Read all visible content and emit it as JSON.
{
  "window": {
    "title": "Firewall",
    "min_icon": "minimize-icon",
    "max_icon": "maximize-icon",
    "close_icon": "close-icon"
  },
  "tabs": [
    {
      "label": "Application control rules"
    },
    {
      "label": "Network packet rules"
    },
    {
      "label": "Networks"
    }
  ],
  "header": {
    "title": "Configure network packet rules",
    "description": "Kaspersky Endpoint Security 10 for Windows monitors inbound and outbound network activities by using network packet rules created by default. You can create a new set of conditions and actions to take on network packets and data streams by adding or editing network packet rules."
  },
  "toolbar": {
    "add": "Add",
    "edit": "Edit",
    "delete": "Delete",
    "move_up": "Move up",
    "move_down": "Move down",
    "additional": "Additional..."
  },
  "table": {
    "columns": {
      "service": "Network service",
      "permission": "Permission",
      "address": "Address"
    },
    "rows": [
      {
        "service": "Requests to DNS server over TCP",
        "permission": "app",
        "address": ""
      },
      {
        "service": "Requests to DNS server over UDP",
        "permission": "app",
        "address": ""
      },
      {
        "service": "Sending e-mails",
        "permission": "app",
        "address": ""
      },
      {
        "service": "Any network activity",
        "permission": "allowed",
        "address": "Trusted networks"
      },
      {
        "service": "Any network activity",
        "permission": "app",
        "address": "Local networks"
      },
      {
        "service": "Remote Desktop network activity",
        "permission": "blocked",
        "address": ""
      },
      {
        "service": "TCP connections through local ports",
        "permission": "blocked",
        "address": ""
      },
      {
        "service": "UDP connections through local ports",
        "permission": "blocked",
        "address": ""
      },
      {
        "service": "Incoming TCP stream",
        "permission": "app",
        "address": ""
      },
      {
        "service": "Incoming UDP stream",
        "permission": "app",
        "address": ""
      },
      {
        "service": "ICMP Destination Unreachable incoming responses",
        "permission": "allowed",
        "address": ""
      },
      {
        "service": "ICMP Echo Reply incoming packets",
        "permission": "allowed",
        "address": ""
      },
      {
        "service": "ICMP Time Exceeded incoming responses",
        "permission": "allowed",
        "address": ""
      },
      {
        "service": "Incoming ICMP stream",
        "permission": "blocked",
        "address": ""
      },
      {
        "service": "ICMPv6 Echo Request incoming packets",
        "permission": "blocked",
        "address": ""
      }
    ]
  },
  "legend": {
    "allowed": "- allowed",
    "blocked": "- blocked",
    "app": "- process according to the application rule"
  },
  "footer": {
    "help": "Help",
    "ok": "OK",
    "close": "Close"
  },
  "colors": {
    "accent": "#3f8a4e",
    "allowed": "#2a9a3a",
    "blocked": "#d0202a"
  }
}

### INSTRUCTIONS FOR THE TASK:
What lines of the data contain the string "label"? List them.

### YOUR RESPONSE:
      "label": "Application control rules"
      "label": "Network packet rules"
      "label": "Networks"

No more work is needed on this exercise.